But, "We got a big, significant result," she said.
Guppies (Poecilia reticulata) are an ideal species for this study, Hughes said, because the males' color variations are so visible and because there is so much variation. Other fish show color variation but not as widely as the guppy.
"These guys are sort of the champions of variation," she said.
And it's not that the rare males are simply trying harder to land a female. All male guppies do elaborate mating rituals, fanning out their fins and pursuing a mate.
The next question to answer, Hughes said, is why. Why do female guppies go for the rarest male in a particular population? It's possible that in choosing a mate who appears unknown to her, a female guppy is trying to avoid procreating with a relative, which can lead to genetic disorders in offspring.
The guppy question speaks to a longstanding puzzle within evolutionary biology: Why are individuals within species so genetically diverse?

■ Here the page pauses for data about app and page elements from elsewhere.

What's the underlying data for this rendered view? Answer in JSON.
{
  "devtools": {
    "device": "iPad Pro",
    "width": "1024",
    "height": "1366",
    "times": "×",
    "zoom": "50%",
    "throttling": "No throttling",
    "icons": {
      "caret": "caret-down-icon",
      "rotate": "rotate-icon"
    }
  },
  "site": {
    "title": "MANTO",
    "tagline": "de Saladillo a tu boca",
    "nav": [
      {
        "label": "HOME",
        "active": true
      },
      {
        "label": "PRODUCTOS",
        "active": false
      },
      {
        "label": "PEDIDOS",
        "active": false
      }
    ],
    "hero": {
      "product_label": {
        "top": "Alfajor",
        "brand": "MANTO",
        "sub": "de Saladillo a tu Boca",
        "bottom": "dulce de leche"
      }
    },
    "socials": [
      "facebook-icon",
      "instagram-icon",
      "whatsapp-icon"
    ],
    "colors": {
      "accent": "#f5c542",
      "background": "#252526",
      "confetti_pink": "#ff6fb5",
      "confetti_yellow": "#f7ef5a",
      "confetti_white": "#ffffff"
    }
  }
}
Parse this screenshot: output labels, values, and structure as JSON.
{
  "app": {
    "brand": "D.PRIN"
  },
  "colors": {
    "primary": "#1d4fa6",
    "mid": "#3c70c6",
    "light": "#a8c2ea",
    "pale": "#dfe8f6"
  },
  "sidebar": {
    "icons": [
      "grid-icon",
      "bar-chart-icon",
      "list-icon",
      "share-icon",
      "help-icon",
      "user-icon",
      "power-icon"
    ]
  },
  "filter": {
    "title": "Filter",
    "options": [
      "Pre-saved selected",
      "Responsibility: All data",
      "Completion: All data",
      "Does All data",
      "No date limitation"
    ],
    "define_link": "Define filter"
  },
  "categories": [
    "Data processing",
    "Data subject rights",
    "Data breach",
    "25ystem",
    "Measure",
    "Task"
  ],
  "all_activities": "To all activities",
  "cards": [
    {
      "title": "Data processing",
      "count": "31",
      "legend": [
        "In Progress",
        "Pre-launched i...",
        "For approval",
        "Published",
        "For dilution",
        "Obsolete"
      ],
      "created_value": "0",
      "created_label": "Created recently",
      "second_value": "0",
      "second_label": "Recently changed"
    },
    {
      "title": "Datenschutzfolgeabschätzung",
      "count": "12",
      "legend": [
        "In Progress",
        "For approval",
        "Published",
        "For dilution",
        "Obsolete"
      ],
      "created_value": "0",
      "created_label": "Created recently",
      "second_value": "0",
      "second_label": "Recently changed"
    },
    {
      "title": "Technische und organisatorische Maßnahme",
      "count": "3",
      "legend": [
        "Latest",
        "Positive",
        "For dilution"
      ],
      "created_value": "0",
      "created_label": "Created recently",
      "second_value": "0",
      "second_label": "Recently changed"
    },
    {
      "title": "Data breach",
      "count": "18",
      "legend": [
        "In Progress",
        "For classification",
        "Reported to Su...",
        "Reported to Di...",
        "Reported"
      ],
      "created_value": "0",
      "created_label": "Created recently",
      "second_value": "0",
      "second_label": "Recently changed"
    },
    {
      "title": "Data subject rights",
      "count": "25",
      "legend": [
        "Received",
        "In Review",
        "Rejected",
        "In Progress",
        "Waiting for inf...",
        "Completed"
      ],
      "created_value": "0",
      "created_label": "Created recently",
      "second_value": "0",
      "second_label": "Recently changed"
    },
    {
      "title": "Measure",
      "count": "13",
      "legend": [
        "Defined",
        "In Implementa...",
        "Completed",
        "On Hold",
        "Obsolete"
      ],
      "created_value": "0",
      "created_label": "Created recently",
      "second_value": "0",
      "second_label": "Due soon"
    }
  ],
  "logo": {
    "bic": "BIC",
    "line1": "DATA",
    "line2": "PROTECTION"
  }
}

Understanding why species are genetically diverse is key to understanding human variation in disease susceptibility, for maintaining healthy crop and livestock populations and for preserving endangered species, Hughes said.
|Contact: Nicole Brooks|
Florida State University